Lifelong Learning through the Arts
Creative capacities have always been essential to our full development, from childhood and through life. When children were free range, creative exploration happened with greater readiness – playing with mud, building dams in spring freshets, building forts and tunnels in snow, stacking twigs and grasses to make a hiding place, channeling a spring through a labyrinth of sand on a beach, drawing with a stick in the sand. Turning cartwheels, hanging upside down – experimenting with light, texture, perspective. Yelling into a chasm to hear the echo – ululating to hear the effect of waves of sound folding back to us. Not everyone has access to such experiences with such readiness now – and yet this sense of play, of risk-taking, of focus is essential to creative self-expression and fearless problem solving and experimentation.

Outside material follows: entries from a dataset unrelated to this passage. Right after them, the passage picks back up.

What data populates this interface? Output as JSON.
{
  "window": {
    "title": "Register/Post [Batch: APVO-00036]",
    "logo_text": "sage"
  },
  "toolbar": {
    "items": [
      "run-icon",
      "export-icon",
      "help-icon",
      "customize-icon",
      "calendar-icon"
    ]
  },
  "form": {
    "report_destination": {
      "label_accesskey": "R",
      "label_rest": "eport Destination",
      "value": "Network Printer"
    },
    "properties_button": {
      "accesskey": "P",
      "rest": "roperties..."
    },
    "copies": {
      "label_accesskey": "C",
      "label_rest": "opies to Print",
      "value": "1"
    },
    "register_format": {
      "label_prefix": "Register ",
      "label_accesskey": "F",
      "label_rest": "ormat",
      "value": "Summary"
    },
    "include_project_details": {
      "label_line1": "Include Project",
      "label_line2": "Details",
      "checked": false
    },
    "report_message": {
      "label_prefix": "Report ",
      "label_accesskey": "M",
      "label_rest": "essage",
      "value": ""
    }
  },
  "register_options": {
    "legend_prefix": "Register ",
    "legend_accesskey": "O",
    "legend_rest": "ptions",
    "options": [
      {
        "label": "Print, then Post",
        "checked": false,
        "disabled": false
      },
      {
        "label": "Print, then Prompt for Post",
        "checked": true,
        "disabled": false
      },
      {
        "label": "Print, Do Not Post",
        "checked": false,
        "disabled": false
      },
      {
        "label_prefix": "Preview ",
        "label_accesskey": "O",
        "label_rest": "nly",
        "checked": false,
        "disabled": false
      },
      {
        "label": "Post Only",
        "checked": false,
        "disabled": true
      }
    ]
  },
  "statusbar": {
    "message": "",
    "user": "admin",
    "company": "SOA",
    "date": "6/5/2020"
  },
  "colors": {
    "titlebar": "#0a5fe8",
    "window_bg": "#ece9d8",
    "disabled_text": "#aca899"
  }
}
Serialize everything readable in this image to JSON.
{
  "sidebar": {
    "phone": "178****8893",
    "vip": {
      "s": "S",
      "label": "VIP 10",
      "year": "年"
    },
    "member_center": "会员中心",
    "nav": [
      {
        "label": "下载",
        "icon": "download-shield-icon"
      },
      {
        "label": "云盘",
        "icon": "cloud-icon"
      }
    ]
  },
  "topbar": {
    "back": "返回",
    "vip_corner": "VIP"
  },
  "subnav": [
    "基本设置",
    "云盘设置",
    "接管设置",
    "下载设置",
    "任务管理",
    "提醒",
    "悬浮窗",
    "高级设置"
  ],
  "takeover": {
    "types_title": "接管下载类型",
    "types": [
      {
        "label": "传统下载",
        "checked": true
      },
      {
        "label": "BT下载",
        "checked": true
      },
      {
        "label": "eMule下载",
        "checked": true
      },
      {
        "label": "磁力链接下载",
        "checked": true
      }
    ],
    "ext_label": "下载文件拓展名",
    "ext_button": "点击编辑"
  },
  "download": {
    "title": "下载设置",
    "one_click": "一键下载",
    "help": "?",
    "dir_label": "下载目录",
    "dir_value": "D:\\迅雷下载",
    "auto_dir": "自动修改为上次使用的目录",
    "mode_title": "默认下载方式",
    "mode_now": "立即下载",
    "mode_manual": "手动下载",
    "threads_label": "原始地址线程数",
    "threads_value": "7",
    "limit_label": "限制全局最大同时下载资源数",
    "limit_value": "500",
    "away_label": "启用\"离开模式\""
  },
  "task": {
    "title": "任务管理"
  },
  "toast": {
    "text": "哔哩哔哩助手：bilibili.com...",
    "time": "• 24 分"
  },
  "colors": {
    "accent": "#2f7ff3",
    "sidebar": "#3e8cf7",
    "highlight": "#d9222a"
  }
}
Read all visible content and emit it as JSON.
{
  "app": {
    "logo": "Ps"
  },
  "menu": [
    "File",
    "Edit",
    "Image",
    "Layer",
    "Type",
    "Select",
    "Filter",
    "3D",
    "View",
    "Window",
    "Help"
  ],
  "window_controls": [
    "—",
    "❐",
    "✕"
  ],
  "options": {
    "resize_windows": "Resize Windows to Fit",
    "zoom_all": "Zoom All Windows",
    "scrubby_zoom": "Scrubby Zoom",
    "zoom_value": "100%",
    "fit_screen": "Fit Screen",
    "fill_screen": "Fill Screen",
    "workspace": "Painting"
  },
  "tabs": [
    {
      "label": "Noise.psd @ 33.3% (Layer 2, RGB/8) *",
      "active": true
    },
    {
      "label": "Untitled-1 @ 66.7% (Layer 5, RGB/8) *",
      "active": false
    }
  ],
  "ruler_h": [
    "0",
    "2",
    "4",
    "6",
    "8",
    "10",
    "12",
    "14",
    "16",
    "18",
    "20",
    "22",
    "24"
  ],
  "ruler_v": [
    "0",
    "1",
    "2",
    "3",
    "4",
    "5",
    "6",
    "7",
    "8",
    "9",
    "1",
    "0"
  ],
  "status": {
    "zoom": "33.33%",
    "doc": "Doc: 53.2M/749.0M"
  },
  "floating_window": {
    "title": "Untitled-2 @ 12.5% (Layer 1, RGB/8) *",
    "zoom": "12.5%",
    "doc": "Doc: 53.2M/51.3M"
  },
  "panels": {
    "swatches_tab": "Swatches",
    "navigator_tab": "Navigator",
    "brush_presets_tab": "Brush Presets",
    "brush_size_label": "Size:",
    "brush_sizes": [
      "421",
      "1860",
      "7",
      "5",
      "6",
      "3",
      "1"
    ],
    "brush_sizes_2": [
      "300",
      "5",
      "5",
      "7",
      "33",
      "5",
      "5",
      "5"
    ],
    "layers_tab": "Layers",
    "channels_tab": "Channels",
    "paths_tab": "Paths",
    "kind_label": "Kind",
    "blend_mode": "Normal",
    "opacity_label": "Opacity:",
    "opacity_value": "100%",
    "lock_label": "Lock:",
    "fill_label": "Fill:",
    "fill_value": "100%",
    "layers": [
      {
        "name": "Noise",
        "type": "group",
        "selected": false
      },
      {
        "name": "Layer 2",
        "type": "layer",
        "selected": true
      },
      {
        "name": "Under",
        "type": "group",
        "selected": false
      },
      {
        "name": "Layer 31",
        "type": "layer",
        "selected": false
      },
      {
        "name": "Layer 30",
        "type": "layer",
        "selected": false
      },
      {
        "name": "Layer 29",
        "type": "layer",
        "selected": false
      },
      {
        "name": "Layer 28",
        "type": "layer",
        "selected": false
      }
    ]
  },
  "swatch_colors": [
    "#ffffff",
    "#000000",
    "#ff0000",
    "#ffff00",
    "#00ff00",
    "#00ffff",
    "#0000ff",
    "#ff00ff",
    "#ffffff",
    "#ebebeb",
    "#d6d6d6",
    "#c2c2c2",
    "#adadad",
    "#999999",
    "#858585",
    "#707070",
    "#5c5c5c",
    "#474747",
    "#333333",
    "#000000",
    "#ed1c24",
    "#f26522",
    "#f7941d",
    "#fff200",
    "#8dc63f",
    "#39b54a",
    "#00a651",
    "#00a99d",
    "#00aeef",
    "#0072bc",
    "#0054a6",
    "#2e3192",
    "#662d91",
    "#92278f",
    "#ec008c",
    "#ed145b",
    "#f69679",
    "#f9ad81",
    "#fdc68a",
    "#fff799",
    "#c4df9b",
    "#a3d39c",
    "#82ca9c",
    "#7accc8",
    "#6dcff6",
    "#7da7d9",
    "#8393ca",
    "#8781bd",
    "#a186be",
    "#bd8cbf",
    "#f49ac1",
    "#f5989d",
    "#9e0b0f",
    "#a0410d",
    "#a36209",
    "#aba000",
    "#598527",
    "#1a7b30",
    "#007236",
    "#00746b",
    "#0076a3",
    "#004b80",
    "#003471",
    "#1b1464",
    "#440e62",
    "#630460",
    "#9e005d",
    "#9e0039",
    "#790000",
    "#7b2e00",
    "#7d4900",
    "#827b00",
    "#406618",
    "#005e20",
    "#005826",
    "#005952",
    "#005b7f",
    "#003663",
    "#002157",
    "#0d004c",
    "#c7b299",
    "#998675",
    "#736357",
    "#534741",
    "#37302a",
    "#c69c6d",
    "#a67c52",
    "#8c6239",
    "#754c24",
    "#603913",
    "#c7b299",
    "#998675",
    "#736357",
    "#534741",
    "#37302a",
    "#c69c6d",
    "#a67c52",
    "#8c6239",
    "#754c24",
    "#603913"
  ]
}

Learning to use our full human apparatus (all five senses) to interpret and engage with the world more deeply is key. Increasing fine arts and music in our education system is yet another way to give us an edge. Experiential and kinesthetic learning is just as essential as learning to read, learning to count, and learning code. Strategic investment in life-long arts education and programming is foundational for transforming societies. And more: through the arts, (bonus) we also reap the collective social benefit of becoming happier, more empathetic people. And right now, around the world and locally, we need the tools to do just that.
Akoulina is an experienced executive and arts advocate who catalyzes systems transformation through co-creation and data innovation strategies to increase agility, transparency, and public engagement. She has worked in both the public and private sectors; she has led two provincial funding agencies, was managing editor of a literary press, worked in the IT sector, and has held communications roles for Canadian Environmental Assessment Agency, Statistics Canada, Service Canada, and Transport Canada.